Set up outdoor activities, brunches, a game or paint night -- whatever brings you closer to other people and lets you enjoy spontaneous play.
Be mindful of your positive feelings.
Pay attention to the feelings you get from being present and aware of your surroundings. Cherish the time you have for contemplation, meditation and creative endeavors, understanding that, by only using technology when necessary and for a limited time, you are regaining your connection with the real world and all it has to offer.
If you do find yourself jumping back into a group text with friends, or responding to Facebook feeds, do so in a single session, then get right back on the abstinence track. Also, don’t waste time beating yourself up over this infraction. We’re all human. It’s what we learn from our slip-ups that really counts.
Rediscover your balance.
Cell phones and mobile devices are not inherently bad. They have made our lives much more productive and safe in myriad ways. We should be grateful for that. But at the same time, we need to be mindful of their influence over our daily lives.
Taking a break from their overuse is a good way to spend Lent. Taking a break from their overuse as a permanent lifestyle is even better. No matter what your faith or time of year, consider scheduling your own experimental break from tech.
You’ll probably pleasantly surprised by the new world it opens up for you.

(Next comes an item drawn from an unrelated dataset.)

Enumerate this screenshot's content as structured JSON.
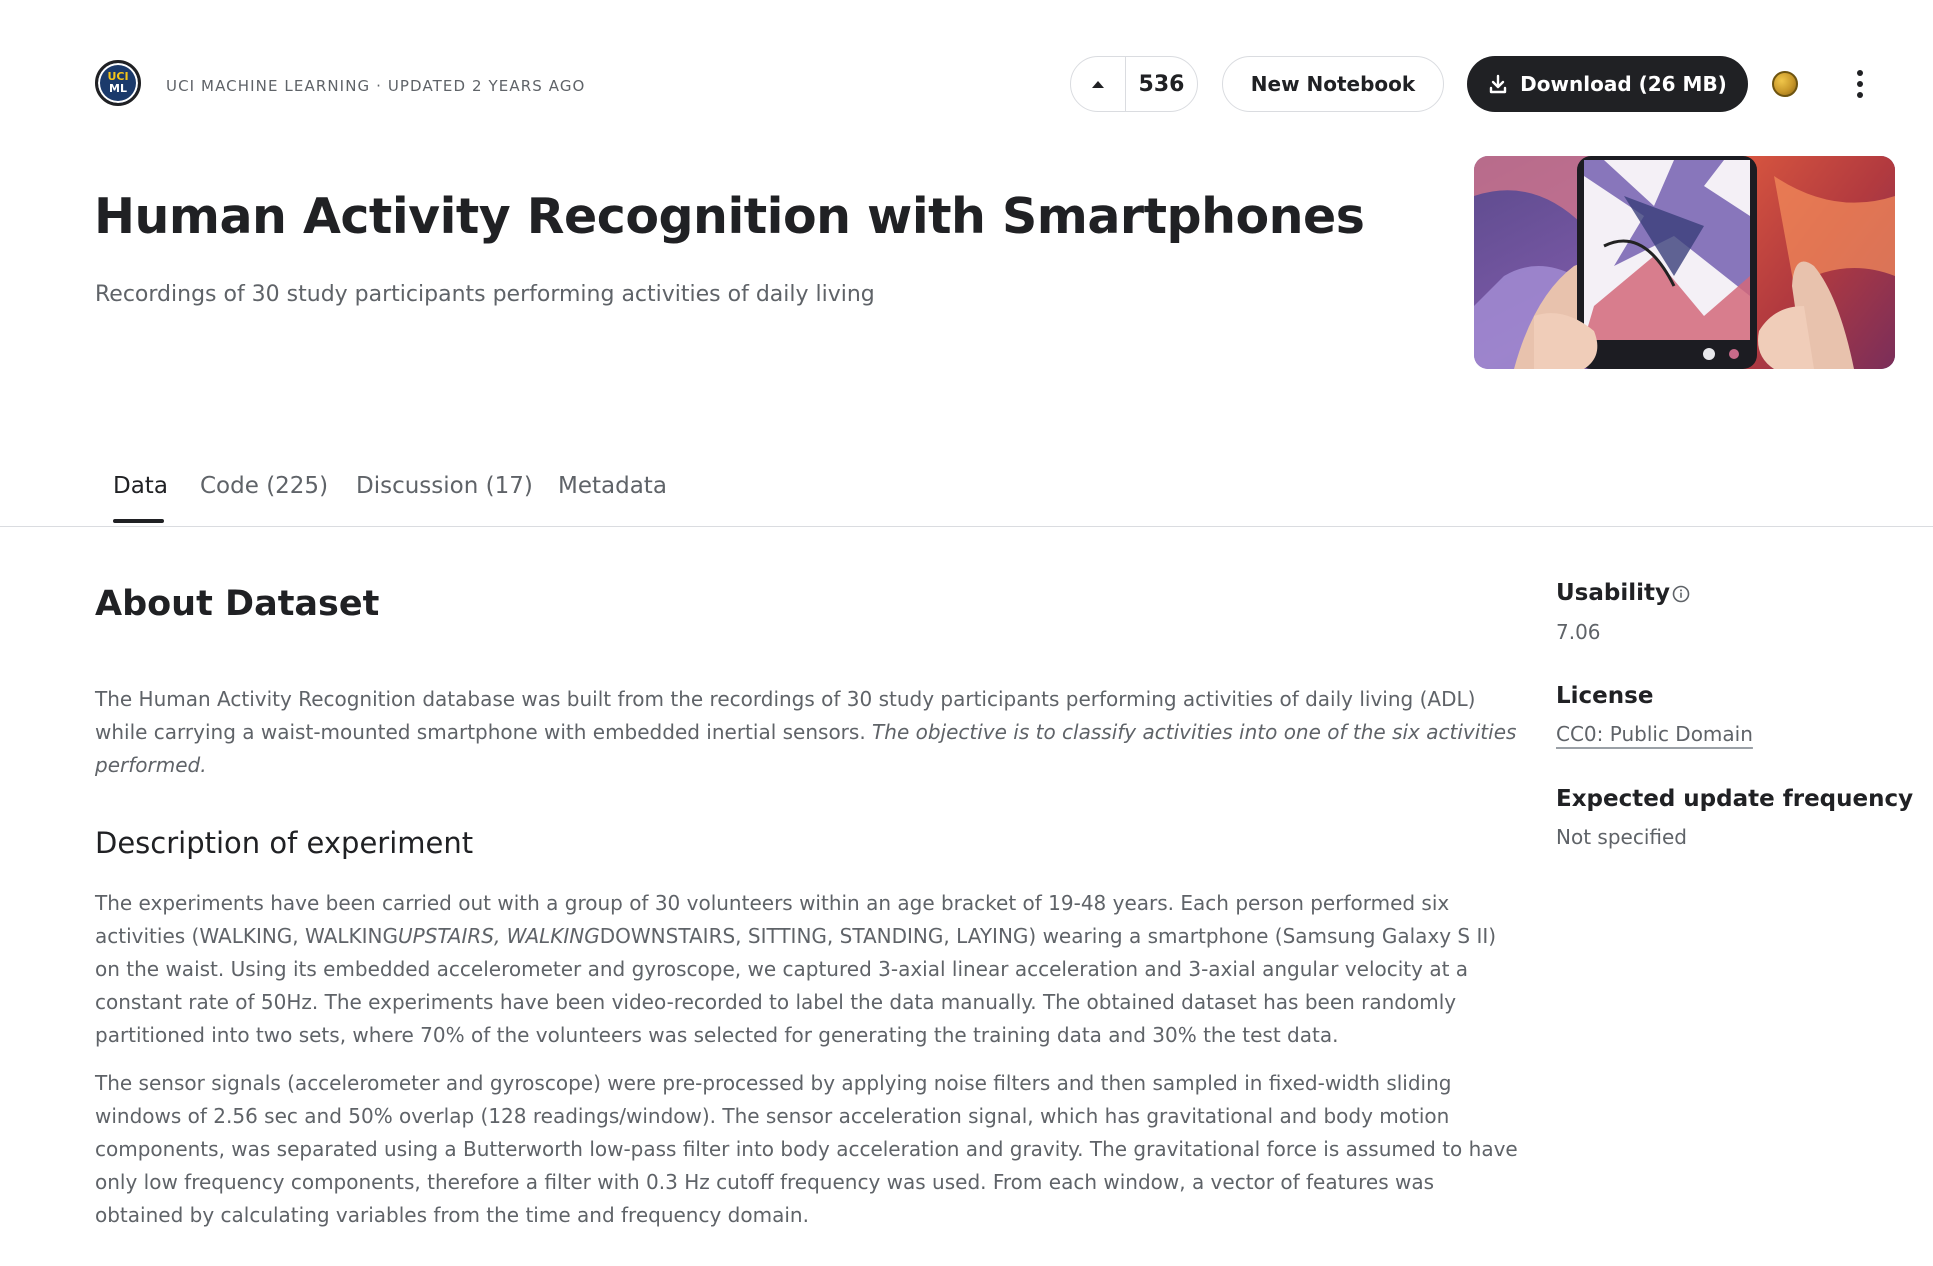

Marygrace Sexton is founder and CEO of A-GAP -- a 501(c)(3) that promotes wellness by stepping away from technology -- and of Natalie’s Orchid Island Juice Company The creation of her nonprofit stems from her acute awareness of technology's adverse impacts on human relationships and professional performance. Sexton is a member of the National Women’s Business Council and was awarded the Women in Manufacturing STEP Award, which honors only 130 women each year demonstrating excellence and leadership in the manufacturing sector.